Tuesday, August 18, 2009

Gregg gets stung, then demoted

Monday: Padres 4, Cubs 1

That one hurts. The Cubs are now six games behind the Cardinals and failed to take advantage of an opportunity to gain a 1/2 game in the Wild Card race with a horrific loss to the third worst team in the National League.

Until the 9th inning, the story was the return of both Ted Lilly and Aramis Ramirez.

We hadn't seen Lilly in nearly a month, when he allowed 10 runs in Philadelphia on July 20. Before that, he had three consecutive strong starts. He pitched well last night, giving the Cubs six scoreless innings despite being on an 85-90 pitch count. With only 70 pitches thrown, I'm not sure why Piniella took him down for a pinch-hitter given how well he was pitching. I know the bullpen was at full strength after the rainout on Sunday, but I'd rather see Lilly go one more inning than see three innings from our bullpen.

And while Aramis singled in a pinch-hit appearance on Saturday, he hadn't started since August 8 at Colorado when he left with shoulder soreness. Last night, he had two of the Cubs' seven hits
and drove in their only run.

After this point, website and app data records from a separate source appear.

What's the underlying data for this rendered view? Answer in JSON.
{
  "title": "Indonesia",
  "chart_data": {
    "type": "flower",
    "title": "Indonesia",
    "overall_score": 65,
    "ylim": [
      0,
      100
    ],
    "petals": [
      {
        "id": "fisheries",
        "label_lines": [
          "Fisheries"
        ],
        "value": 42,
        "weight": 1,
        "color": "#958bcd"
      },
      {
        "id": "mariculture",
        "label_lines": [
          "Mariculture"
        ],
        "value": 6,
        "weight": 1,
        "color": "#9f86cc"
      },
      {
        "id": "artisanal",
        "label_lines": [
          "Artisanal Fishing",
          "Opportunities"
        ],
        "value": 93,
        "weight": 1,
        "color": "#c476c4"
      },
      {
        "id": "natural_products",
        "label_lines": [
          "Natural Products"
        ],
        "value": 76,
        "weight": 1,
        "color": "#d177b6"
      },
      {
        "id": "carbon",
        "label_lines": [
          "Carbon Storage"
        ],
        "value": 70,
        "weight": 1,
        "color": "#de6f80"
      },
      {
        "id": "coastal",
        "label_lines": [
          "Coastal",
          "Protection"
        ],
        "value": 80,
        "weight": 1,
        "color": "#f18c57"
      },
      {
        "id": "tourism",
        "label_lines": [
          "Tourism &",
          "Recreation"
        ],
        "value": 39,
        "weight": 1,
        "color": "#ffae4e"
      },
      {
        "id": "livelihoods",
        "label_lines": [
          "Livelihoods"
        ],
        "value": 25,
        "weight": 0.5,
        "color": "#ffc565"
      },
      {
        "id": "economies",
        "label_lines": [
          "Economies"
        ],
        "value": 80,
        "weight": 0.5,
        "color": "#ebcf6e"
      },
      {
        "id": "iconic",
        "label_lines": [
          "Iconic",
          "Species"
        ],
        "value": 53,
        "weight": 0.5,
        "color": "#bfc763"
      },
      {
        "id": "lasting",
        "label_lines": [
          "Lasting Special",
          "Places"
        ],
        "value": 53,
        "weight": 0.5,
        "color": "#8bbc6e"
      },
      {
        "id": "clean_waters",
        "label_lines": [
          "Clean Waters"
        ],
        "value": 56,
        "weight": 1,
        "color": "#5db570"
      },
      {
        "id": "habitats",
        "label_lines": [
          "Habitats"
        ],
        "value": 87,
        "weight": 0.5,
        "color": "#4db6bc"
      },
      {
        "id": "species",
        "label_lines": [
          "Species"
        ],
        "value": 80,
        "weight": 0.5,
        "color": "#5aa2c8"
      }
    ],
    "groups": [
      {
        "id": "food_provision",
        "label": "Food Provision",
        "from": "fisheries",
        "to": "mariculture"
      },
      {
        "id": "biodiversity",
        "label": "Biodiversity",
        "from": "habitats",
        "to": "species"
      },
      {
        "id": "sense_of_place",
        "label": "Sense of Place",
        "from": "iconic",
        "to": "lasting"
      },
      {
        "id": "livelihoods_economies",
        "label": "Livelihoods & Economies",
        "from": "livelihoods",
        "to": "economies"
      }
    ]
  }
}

And that run looked like it would hold up, but Kevin Gregg allowed a walk, a double, an intentional walk and a three -run homer, blowing his sixth save of the season. Ouch. And it sounds like Gregg is now out as the Cubs' closer. I don't think that's necessarily a terrible move given Gregg's recent struggles, but I don't think we should trot Marmol out there every game.

The Padres, by the way, are the only non-NL Central team the Cubs face three times this season. The Cubs swept them at home and got swept at Petco earlier in the season; let's hope a third sweep is not in the works.

While Gregg is the main culprit, you also have to look at an offense that once again looked completely disinterested in scoring any runs on the road. The Cubs had a grand total of two extra base hits, and gave Lilly and the 'pen just one measly run to work with.

Heading into the game, the 6-7-8-9 hitters in the Cubs lineup (Fontenot, Soto, Miles, Lilly) were batting .227, .225, .185 and .073, respectively. Shockingly, they combined to go 0-for-13, and they also left 10 men on base. Aaron Miles is 1-for-20 since coming off the DL. I would be happy if the Cubs traded him for a bag of peanuts. I don't even care if they're unsalted peanuts. Expired, even.

When Carlos Zambrano returns next Tuesday, the Cubs will essentially be back at full strength. Let's hope it's not too late.

Strasburg signs at the last minute

The Nationals came within minutes of failing to sign their top draft pick for the second straight year.

Because Stephen Strasburg is represented by super (evil) agent Scott Boras, baseball's top draft pick nearly remained unsigned at the signing deadline. He scoffed at $12.5 million, asking for multiple times that. But ultimately, he signed for about $15 million. That breaks the record for a draft pick's contract, formerly held by Mark Prior. It would have been a damned shame if a player who has not yet played a single major league game walked away from an eight-figure contract despite the fact that it would have been nearly impossible to improve upon the college numbers he put up last year at San Diego State.

Rookie of the Year Watch

J.A. Happ won his ninth game for the Phillies Sunday night, matching Randy Wells' win total. Tommy Hanson beat the Diamondbacks last night, moving his record to 8-2.


  1. How's Kerry Wood doing in Cleveland??

    I think it's time to change my ringtone from "Go Cubs Go" to something ..ah ...more believeable.

  2. He's not doing too hot, either. 15 saves with 5 blown, compared to 23 and 6 for Gregg. Gregg's ERA is also better. Wood's also making $10 mil a year.

    Wood wouldn't have solved our problems, but obviously we should have gone after someone other than Gregg.